Thesis: iOS users want privacy. Marketers want to market. Something had to give.

Where you are is who you are. Knowing the customer is key to any brand engagement or marketing effort, and location is a central factor in customer identity. But there's a line in marketing between raising customer awareness about a product and influencing purchase behavior, and dubious attempts to monetize an audience. In 2017, that line is more clear to customers than ever. Privacy is ascendant. Users increasingly care about their data footprint, and have learned over the years that every trace of their digital lives is being tracked, analyzed, and used to target them for marketing. With the release of iOS 11, Apple has taken a firmer stance on the side of customer data privacy, particularly in terms of location tracking.

All the energies devoted to such monetization strategies could be better applied to make apps more relevant, timely, and useful to users. Such changes would naturally lead to increased adoption and retention. Why don’t more publishers opt for a more transparent approach to privacy? It mostly comes down to this: Marketers need to market, and a user’s mobile data trail is one of the richest veins of data available.

In the past, when an iOS application wanted to request a user’s permission to use location services, they would ask for global access which the user could only approve or deny. If approved, it was up to the application developer to tune their apps use of the different "tools" in the location toolbox. Developers could request that their app was notified only when the user's location changed significantly, ask the system for a less accurate, general "fix" on the user, or ask for fine-grained location for use in navigation or driving apps. The idea was that developers would "do the right thing", and not abuse either the system or their users' trust.

Naturally, while most apps played by the rules, enough of them wound up taking advantage of the service and this created a problem for Apple. Users didn’t have easy ways to recognize apps that were overzealous in their use of location tracking. Apps that used location services without good reason wasted users battery life, and streamed detailed tracking data to ad platforms and other data management systems. Such user problems reflect poorly on iOS, something Apple takes a dim view of. Something had to give.

Following early steps in this direction in iOS 10, iOS 11 changes this dynamic. No longer can apps surveil user location in the background without explicit user approval for doing this. Developers who want "Always on" background location data on a user must ask for this permission, and make their case for it. The OS itself will periodically re-validate whether or not the user still wants this permission enabled. While an inconvenience for developers, it forces business owners to think harder about their value proposition. Do I really need this permission? If so, have I made my case well enough? Are users willing to accept this? What metrics am I tracking here, to validate my assumptions?

In light of iOS 11's new location privacy controls, we've come up with a set of simple guidelines all apps should follow with regards to mobile location permissions.

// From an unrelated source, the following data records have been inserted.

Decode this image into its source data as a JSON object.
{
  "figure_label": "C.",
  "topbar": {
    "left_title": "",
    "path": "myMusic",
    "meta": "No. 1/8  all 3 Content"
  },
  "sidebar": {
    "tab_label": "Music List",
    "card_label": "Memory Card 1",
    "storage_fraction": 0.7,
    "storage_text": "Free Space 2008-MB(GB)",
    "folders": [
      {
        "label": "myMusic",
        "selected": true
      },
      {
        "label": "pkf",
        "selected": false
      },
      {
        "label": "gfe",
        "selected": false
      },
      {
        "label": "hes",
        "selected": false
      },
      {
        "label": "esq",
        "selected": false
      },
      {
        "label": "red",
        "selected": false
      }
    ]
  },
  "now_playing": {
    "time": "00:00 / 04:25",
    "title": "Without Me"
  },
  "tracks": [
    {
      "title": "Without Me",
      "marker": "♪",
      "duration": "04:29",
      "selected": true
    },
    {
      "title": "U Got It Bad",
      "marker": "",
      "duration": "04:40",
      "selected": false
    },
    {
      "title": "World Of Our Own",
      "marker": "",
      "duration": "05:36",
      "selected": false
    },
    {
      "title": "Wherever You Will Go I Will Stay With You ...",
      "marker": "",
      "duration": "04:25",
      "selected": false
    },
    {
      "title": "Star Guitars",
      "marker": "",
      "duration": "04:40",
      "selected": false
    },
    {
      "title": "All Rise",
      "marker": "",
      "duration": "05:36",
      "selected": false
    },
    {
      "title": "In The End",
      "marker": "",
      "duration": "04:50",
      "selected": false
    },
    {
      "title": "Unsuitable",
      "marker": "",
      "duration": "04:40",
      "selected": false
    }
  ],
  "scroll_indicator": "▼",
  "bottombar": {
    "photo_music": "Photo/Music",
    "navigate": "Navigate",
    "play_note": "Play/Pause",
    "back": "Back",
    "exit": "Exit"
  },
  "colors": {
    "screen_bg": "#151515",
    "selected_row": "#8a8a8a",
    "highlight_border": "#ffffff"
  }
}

  • Implement a two-step permission request.
  • Make the value proposition clear up front when initially asking for “When in Use” permissions.
  • Have a "maybe later" option that gives marketers another chance later to re-ask for permissions.
  • Ask for background location tracking in context of why it is valuable to the user, for example, when a user is engaging with geo-relevant marketing features, but not before.

The following diagram outlines the best practice we feel gives the Marketer the best chance of achieving their goals when trying to get users to agree to always on location permissions. 


At SessionM, we power some of the world's largest brands’ digital marketing efforts, both online and in their mobile apps. Our roots are in mobile, and we've grown up with this ecosystem. We're deeply committed to its success. We view Apple's stance as a net-benefit for users. Isn't an informed user base, willingly engaging with a brand's mobile app because they love and value it, a better brand experience? Isn't such an app more valuable long term to a brand’s overall strategy? We think so. This has been a core value at SessionM since our founding. We think Apple’s changes are a clear step in the right direction, and are an opportunity to create more meaningful brand engagements with users.